**The task:** The required answer is every line of the data containing the word "content".

**Provided records:**
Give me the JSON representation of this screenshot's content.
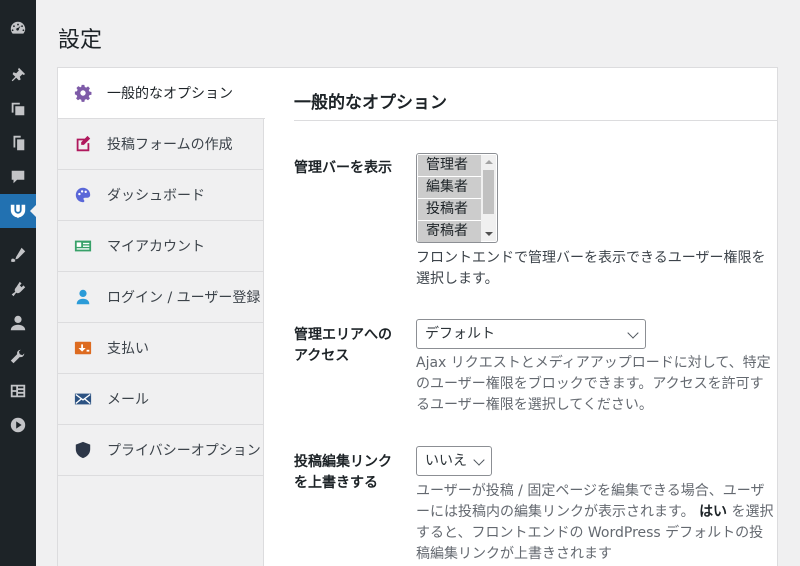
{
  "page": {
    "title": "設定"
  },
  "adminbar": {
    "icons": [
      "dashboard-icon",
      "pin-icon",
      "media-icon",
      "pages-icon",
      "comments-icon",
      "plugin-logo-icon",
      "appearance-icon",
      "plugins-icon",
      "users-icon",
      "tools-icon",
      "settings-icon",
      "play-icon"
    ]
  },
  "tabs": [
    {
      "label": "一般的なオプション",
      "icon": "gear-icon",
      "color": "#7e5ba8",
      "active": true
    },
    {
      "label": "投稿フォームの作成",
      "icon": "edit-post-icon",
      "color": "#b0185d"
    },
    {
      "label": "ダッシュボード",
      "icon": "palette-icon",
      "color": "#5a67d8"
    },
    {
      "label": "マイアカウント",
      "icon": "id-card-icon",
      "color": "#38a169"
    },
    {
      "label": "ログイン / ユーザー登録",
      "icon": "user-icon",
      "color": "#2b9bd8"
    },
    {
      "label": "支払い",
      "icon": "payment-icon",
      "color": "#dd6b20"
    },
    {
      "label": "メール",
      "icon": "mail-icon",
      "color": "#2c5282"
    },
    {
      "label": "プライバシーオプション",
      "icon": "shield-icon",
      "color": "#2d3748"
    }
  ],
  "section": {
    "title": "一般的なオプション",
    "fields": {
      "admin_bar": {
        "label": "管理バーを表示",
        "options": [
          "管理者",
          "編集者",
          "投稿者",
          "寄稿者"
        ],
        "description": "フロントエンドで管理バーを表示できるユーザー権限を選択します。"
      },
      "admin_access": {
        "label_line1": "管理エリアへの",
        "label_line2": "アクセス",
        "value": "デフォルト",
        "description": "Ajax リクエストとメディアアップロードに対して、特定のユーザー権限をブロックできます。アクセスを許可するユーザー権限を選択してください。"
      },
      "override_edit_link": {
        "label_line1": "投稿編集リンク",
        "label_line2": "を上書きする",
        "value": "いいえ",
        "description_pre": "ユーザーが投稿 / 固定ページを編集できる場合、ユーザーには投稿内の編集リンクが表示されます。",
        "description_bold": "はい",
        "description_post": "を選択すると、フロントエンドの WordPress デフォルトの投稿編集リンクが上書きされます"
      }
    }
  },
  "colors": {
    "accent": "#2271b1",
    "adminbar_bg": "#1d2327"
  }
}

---

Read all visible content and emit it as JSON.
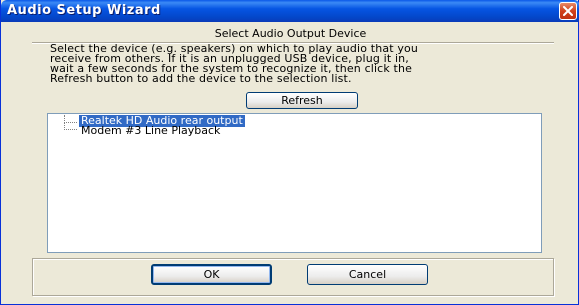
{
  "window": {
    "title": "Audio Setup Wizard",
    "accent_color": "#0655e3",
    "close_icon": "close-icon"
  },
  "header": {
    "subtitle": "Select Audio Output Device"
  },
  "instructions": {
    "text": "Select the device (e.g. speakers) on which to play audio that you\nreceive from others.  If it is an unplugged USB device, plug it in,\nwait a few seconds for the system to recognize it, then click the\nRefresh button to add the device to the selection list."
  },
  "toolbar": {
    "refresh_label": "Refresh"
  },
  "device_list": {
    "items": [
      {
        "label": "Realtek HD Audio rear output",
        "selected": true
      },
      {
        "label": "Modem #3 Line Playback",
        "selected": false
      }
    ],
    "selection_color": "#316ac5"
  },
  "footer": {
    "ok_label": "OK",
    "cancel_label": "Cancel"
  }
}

**Exercise output:**
Give me the JSON representation of this screenshot's content.
Read all visible content and emit it as JSON.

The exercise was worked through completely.